I mean, apparently not EVERYbody…
An adaptation of the medieval morality play Everyman, which we’re told (we are constantly being told things) was itself actually a refitting of a Dutch work … which was based on an even older Buddhist story, Everybody, going on now until November 17 at the Shakespeare Theatre Company, is about death, life, god, the afterlife, and lots and lots of balloons. You might say it’s full of hot air, because frankly, for a show entirely focused on mortality and how everything gets stripped away, it seems in love with the bells and whistles.

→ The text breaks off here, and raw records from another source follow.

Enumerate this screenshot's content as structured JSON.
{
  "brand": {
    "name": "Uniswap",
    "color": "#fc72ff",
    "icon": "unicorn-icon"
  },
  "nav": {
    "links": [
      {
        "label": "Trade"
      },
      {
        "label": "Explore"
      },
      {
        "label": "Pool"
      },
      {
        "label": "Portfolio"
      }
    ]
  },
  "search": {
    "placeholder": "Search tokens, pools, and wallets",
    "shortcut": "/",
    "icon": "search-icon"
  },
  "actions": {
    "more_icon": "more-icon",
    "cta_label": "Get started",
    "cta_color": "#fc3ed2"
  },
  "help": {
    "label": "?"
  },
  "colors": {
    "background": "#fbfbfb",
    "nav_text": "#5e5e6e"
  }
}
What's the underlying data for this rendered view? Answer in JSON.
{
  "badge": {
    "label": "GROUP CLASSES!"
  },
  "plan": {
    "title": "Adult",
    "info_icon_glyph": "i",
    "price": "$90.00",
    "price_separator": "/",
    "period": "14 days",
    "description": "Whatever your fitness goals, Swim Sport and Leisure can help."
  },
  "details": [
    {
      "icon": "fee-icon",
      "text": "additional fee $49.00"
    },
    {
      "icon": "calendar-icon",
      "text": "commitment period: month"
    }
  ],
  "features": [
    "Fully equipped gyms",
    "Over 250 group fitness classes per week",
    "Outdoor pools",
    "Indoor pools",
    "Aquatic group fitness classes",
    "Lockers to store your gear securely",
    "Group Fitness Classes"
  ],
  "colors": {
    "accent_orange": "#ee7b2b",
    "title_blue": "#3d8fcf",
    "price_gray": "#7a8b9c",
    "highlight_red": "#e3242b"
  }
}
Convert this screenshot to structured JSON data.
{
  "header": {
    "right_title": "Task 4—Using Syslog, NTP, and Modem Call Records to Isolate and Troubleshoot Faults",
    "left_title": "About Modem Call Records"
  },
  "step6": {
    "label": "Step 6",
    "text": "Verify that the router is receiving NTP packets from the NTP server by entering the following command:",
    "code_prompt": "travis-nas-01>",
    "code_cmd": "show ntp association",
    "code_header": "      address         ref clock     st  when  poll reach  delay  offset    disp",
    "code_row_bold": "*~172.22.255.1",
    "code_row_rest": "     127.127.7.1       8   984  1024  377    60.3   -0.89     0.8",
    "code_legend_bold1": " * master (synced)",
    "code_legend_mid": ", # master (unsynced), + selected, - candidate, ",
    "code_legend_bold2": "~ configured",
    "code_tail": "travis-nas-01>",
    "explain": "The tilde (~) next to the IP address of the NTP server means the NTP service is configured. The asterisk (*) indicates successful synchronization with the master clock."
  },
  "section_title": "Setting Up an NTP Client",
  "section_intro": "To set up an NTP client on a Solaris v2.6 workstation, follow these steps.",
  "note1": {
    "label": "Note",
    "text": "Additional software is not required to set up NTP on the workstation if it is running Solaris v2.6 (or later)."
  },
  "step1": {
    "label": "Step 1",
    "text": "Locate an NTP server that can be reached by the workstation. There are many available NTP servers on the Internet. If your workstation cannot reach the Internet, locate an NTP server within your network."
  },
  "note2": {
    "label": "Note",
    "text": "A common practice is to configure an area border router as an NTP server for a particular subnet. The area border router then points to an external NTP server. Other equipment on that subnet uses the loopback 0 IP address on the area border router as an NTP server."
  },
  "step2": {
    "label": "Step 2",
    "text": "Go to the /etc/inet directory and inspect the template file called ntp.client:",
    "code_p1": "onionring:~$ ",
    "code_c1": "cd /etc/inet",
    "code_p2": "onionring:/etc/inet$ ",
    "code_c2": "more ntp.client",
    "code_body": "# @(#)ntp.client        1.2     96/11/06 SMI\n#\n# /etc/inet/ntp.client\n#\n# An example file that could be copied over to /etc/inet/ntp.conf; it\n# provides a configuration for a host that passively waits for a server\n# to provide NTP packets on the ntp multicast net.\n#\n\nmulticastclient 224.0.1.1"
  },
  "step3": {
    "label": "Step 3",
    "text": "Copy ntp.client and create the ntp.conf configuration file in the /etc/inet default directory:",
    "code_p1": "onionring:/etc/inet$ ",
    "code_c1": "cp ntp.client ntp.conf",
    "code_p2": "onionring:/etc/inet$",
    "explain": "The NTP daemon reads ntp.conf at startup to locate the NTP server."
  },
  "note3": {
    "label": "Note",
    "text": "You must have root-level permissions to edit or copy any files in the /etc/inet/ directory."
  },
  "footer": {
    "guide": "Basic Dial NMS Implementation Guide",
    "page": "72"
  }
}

Written by Branden Jacob-Jenkins and directed here by Will Davis, Everybody opens with an usher (Yonatan Gebeyehu) giving the audience a well-deserved “turn off your cell phones, unwrap your candy” warning. Don’t get too comfy though, because five minutes later the usher is rolling his eyes back in his head and channeling God, conversing with Death (Nancy Robinette) and ordering her to bring him Everybody so he can get an accounting of human beings and the mess we’ve made of life on Earth.
Five members of the cast, we’re told (stop telling us things!), hold a nightly lottery on stage to see who will wind up playing Everybody. The other four play Friendship, Kinship, Cousin, and Possessions, who all in their turn refuse to join Everybody on their journey beyond the veil. (Why even ask Possessions? Literally everyone knows you can’t take it with you.) The rotating quintet, with its mix of races and genders, is supposed to give a flexible take on what it means to represent all of humanity, with the added bonus of inconveniencing five actors with the burden of learning five roles each. Every night is a different show, which is cool, though once you’re locked into a particular casting, you can’t help but wonder what the other performers would have done with certain positions. Ah well.
The problem is that in a medieval morality play or a Buddhist fable, there’s a clear message to be had about living one’s life. Jacob-Jenkins, a playwright whose work has impressed me less than it has the people who award Pulitzer Prizes or MacArthur “genius” grants, has a very 21st century lack of interest in sermonizing. That’s generally a good thing, but this play’s endless philosophical examinations practically beg for lessons. When the usher comes back in at the end to tie a little bow on things, it feels like a less clever, not-as-funny version of the denouement of Monty Python’s Meaning of Life, where the answer is handed to us in an envelope by someone named Bridgette.
Anyone lived in a pretty how town, as e.e. cummings said, but Everybody lives up its own ass. Any given season of The Good Place has provided a better interrogation of the afterlife and the metaphysics of mortality.
By far the best part of this show is when Arnulfo Maldonado’s set impressively breaks away into emptiness, and there’s an eerie, beautiful danse macabre with balloon-animal skeletons. It’s classical, it’s an easily digested metaphor, and it’s a gripping visual. But perhaps it’s also just a relief for everyone to shut up for minute.
At one point, in one of several break-the-fourth-wall moments, a confused character said they usually like the kind of shows that go on here (meaning Shakespeare Theatre), but this one wasn’t doing it for them. There was a cold-hearted smattering of applause.